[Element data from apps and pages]
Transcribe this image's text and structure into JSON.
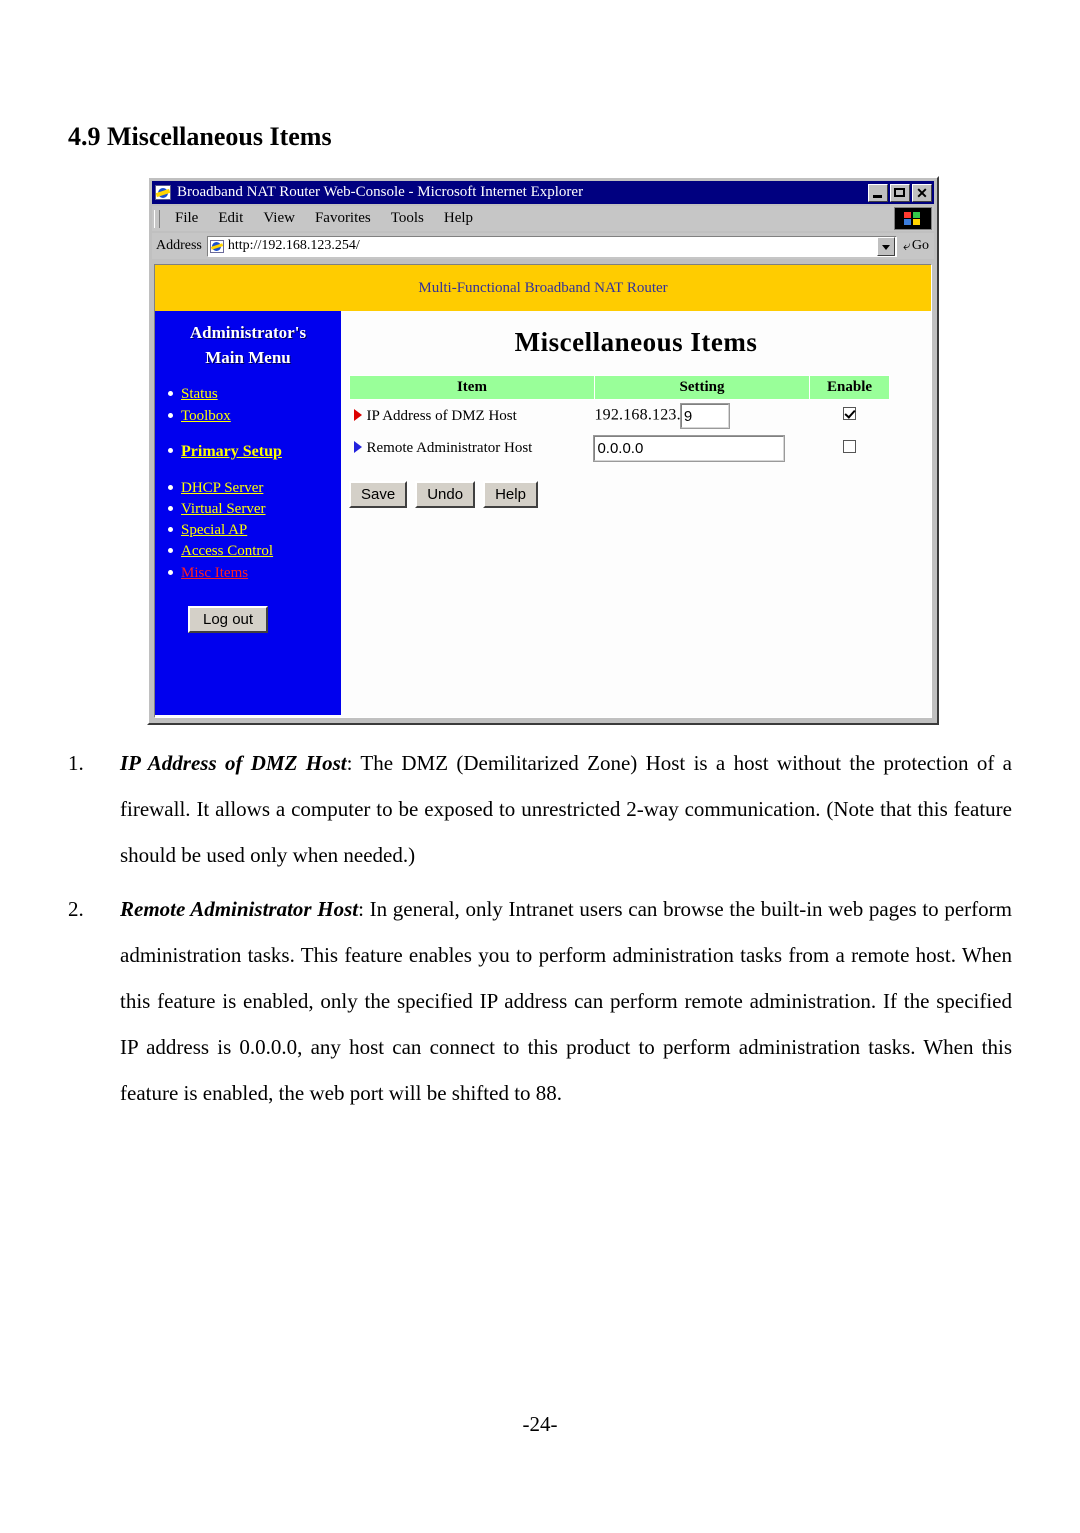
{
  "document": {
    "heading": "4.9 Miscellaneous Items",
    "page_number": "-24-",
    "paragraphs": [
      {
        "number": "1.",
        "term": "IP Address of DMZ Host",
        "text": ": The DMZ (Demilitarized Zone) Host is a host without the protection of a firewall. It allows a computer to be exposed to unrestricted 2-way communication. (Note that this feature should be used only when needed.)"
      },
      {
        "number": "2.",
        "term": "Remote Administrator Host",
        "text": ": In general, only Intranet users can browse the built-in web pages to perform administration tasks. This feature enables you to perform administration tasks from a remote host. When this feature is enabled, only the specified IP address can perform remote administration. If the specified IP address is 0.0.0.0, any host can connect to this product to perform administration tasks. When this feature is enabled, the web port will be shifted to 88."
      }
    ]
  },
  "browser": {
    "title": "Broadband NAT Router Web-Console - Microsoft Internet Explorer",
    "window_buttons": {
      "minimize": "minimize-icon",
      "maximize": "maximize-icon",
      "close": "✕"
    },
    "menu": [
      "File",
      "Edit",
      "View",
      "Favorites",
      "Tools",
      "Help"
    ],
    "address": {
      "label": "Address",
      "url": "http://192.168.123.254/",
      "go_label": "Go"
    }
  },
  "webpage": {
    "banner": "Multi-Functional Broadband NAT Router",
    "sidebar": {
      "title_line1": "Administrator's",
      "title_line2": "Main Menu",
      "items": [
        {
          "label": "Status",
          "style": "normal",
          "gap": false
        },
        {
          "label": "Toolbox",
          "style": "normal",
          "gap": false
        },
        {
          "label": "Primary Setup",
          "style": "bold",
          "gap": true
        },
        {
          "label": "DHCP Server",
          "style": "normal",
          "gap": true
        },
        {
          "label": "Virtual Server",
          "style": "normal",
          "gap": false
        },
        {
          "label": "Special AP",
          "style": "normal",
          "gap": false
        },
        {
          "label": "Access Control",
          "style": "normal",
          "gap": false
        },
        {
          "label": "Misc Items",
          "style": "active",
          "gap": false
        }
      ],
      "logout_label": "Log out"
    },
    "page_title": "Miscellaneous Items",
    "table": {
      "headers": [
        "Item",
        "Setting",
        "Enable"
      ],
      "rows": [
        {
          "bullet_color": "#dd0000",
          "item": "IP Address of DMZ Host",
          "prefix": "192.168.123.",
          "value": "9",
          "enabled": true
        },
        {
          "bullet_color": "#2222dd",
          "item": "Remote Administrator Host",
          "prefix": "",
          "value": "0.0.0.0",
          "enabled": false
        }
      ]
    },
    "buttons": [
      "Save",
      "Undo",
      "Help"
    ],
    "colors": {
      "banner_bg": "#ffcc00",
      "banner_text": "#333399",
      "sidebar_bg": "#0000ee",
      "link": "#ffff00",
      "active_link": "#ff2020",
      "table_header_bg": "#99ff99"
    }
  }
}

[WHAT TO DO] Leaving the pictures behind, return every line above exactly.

[WRITTEN RESPONSE]
Transcribe this image's text and structure into JSON.
{
  "document": {
    "heading": "4.9 Miscellaneous Items",
    "page_number": "-24-",
    "paragraphs": [
      {
        "number": "1.",
        "term": "IP Address of DMZ Host",
        "text": ": The DMZ (Demilitarized Zone) Host is a host without the protection of a firewall. It allows a computer to be exposed to unrestricted 2-way communication. (Note that this feature should be used only when needed.)"
      },
      {
        "number": "2.",
        "term": "Remote Administrator Host",
        "text": ": In general, only Intranet users can browse the built-in web pages to perform administration tasks. This feature enables you to perform administration tasks from a remote host. When this feature is enabled, only the specified IP address can perform remote administration. If the specified IP address is 0.0.0.0, any host can connect to this product to perform administration tasks. When this feature is enabled, the web port will be shifted to 88."
      }
    ]
  },
  "browser": {
    "title": "Broadband NAT Router Web-Console - Microsoft Internet Explorer",
    "window_buttons": {
      "minimize": "minimize-icon",
      "maximize": "maximize-icon",
      "close": "✕"
    },
    "menu": [
      "File",
      "Edit",
      "View",
      "Favorites",
      "Tools",
      "Help"
    ],
    "address": {
      "label": "Address",
      "url": "http://192.168.123.254/",
      "go_label": "Go"
    }
  },
  "webpage": {
    "banner": "Multi-Functional Broadband NAT Router",
    "sidebar": {
      "title_line1": "Administrator's",
      "title_line2": "Main Menu",
      "items": [
        {
          "label": "Status",
          "style": "normal",
          "gap": false
        },
        {
          "label": "Toolbox",
          "style": "normal",
          "gap": false
        },
        {
          "label": "Primary Setup",
          "style": "bold",
          "gap": true
        },
        {
          "label": "DHCP Server",
          "style": "normal",
          "gap": true
        },
        {
          "label": "Virtual Server",
          "style": "normal",
          "gap": false
        },
        {
          "label": "Special AP",
          "style": "normal",
          "gap": false
        },
        {
          "label": "Access Control",
          "style": "normal",
          "gap": false
        },
        {
          "label": "Misc Items",
          "style": "active",
          "gap": false
        }
      ],
      "logout_label": "Log out"
    },
    "page_title": "Miscellaneous Items",
    "table": {
      "headers": [
        "Item",
        "Setting",
        "Enable"
      ],
      "rows": [
        {
          "bullet_color": "#dd0000",
          "item": "IP Address of DMZ Host",
          "prefix": "192.168.123.",
          "value": "9",
          "enabled": true
        },
        {
          "bullet_color": "#2222dd",
          "item": "Remote Administrator Host",
          "prefix": "",
          "value": "0.0.0.0",
          "enabled": false
        }
      ]
    },
    "buttons": [
      "Save",
      "Undo",
      "Help"
    ],
    "colors": {
      "banner_bg": "#ffcc00",
      "banner_text": "#333399",
      "sidebar_bg": "#0000ee",
      "link": "#ffff00",
      "active_link": "#ff2020",
      "table_header_bg": "#99ff99"
    }
  }
}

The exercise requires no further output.